> Your instructions
When you find the word "Plan" in a line of the entries, please copy the whole line.

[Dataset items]

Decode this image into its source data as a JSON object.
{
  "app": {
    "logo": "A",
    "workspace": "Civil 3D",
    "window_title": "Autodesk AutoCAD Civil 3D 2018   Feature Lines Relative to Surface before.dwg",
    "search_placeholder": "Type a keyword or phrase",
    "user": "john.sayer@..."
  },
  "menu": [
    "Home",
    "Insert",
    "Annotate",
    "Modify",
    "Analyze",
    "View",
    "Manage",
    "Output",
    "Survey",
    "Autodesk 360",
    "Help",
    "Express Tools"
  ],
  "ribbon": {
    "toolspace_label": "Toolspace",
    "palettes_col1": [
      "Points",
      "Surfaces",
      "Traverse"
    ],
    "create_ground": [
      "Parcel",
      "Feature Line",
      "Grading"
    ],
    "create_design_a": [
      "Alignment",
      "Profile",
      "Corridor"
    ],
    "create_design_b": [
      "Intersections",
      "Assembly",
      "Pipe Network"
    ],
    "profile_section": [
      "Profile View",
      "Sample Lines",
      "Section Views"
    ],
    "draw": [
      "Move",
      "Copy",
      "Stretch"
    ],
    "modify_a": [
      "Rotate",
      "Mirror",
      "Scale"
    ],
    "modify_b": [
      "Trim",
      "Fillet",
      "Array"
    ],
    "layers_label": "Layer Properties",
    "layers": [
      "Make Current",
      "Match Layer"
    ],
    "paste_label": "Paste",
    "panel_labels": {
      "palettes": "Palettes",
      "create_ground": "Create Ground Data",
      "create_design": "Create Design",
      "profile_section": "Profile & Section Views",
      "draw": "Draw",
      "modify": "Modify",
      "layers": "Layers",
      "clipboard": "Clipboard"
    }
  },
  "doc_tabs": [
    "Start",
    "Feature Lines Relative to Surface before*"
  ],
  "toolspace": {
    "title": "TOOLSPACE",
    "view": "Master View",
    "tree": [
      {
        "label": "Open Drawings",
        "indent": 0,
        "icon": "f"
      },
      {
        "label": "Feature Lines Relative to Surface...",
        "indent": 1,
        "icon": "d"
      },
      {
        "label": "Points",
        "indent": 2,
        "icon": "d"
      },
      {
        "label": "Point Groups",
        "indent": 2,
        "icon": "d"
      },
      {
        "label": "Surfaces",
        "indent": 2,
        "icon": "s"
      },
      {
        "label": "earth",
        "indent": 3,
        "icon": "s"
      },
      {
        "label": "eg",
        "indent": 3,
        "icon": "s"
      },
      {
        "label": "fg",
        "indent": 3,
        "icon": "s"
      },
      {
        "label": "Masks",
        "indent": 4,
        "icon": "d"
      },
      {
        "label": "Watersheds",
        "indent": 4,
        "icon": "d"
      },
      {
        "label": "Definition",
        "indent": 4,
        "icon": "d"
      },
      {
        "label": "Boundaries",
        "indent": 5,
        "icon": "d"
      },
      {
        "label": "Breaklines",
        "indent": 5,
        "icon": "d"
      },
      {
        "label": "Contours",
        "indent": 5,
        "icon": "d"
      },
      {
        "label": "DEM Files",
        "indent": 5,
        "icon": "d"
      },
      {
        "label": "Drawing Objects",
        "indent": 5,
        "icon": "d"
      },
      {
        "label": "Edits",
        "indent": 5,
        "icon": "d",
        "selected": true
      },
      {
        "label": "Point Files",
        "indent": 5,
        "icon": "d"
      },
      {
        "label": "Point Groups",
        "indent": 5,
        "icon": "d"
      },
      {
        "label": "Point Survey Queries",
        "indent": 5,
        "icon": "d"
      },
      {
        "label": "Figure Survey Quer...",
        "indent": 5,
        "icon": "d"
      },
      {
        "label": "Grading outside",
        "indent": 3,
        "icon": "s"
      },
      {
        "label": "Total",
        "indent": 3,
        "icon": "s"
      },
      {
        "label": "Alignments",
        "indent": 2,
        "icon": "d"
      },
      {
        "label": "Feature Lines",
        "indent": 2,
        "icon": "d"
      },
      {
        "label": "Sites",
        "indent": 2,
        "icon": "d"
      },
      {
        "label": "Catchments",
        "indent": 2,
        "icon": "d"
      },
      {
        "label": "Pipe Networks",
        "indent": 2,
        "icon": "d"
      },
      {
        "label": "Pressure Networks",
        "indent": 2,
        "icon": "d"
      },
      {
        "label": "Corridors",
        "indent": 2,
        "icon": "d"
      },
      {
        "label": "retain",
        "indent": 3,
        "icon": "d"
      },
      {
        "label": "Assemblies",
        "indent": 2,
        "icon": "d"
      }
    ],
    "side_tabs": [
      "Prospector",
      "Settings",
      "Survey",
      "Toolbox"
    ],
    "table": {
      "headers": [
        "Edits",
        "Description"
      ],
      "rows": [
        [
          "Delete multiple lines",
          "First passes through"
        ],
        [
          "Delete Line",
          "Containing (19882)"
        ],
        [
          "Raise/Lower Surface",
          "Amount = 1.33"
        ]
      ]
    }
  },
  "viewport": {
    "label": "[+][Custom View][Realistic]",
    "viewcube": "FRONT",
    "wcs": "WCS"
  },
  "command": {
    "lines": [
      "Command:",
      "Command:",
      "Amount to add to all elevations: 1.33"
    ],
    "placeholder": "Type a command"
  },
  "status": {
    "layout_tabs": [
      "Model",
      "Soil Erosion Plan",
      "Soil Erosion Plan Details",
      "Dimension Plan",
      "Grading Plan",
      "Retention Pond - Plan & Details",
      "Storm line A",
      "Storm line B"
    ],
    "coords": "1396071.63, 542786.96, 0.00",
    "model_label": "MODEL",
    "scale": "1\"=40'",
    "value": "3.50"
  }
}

> Solution to the exercise
      "Soil Erosion Plan",
      "Soil Erosion Plan Details",
      "Dimension Plan",
      "Grading Plan",
      "Retention Pond - Plan & Details",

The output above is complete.